> PROBLEM DESCRIPTION
Take the data that follows and return it exactly.

- - - -

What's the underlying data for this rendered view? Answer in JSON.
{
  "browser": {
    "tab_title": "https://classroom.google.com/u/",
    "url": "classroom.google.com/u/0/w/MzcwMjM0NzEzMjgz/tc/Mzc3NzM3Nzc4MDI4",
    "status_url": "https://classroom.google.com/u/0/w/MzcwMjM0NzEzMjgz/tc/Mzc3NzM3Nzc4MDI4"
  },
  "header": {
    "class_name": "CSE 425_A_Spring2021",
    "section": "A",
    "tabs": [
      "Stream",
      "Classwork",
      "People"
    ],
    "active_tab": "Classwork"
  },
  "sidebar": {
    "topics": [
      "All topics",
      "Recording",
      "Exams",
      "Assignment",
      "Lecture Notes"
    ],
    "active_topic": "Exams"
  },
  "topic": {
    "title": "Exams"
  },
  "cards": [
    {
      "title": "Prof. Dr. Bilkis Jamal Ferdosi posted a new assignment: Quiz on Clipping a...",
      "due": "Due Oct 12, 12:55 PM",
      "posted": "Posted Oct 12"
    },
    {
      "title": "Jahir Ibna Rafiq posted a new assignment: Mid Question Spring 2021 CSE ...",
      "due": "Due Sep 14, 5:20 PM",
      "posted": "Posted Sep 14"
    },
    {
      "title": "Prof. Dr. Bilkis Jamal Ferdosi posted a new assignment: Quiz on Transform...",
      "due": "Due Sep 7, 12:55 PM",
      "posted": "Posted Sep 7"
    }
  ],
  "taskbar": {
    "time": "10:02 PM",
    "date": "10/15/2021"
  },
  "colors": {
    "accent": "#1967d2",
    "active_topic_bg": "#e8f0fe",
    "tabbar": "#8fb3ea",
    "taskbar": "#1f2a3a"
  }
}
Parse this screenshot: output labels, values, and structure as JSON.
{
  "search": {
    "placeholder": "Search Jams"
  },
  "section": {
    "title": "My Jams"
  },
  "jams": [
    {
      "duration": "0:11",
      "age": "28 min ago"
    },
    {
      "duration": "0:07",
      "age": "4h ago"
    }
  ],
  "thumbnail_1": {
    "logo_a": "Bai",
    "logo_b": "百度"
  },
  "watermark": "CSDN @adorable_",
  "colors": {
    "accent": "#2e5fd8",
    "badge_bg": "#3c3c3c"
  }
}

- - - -

> EXERCISE ANSWER
What's the underlying data for this rendered view? Answer in JSON.
{
  "browser": {
    "tab_title": "https://classroom.google.com/u/",
    "url": "classroom.google.com/u/0/w/MzcwMjM0NzEzMjgz/tc/Mzc3NzM3Nzc4MDI4",
    "status_url": "https://classroom.google.com/u/0/w/MzcwMjM0NzEzMjgz/tc/Mzc3NzM3Nzc4MDI4"
  },
  "header": {
    "class_name": "CSE 425_A_Spring2021",
    "section": "A",
    "tabs": [
      "Stream",
      "Classwork",
      "People"
    ],
    "active_tab": "Classwork"
  },
  "sidebar": {
    "topics": [
      "All topics",
      "Recording",
      "Exams",
      "Assignment",
      "Lecture Notes"
    ],
    "active_topic": "Exams"
  },
  "topic": {
    "title": "Exams"
  },
  "cards": [
    {
      "title": "Prof. Dr. Bilkis Jamal Ferdosi posted a new assignment: Quiz on Clipping a...",
      "due": "Due Oct 12, 12:55 PM",
      "posted": "Posted Oct 12"
    },
    {
      "title": "Jahir Ibna Rafiq posted a new assignment: Mid Question Spring 2021 CSE ...",
      "due": "Due Sep 14, 5:20 PM",
      "posted": "Posted Sep 14"
    },
    {
      "title": "Prof. Dr. Bilkis Jamal Ferdosi posted a new assignment: Quiz on Transform...",
      "due": "Due Sep 7, 12:55 PM",
      "posted": "Posted Sep 7"
    }
  ],
  "taskbar": {
    "time": "10:02 PM",
    "date": "10/15/2021"
  },
  "colors": {
    "accent": "#1967d2",
    "active_topic_bg": "#e8f0fe",
    "tabbar": "#8fb3ea",
    "taskbar": "#1f2a3a"
  }
}
Parse this screenshot: output labels, values, and structure as JSON.
{
  "search": {
    "placeholder": "Search Jams"
  },
  "section": {
    "title": "My Jams"
  },
  "jams": [
    {
      "duration": "0:11",
      "age": "28 min ago"
    },
    {
      "duration": "0:07",
      "age": "4h ago"
    }
  ],
  "thumbnail_1": {
    "logo_a": "Bai",
    "logo_b": "百度"
  },
  "watermark": "CSDN @adorable_",
  "colors": {
    "accent": "#2e5fd8",
    "badge_bg": "#3c3c3c"
  }
}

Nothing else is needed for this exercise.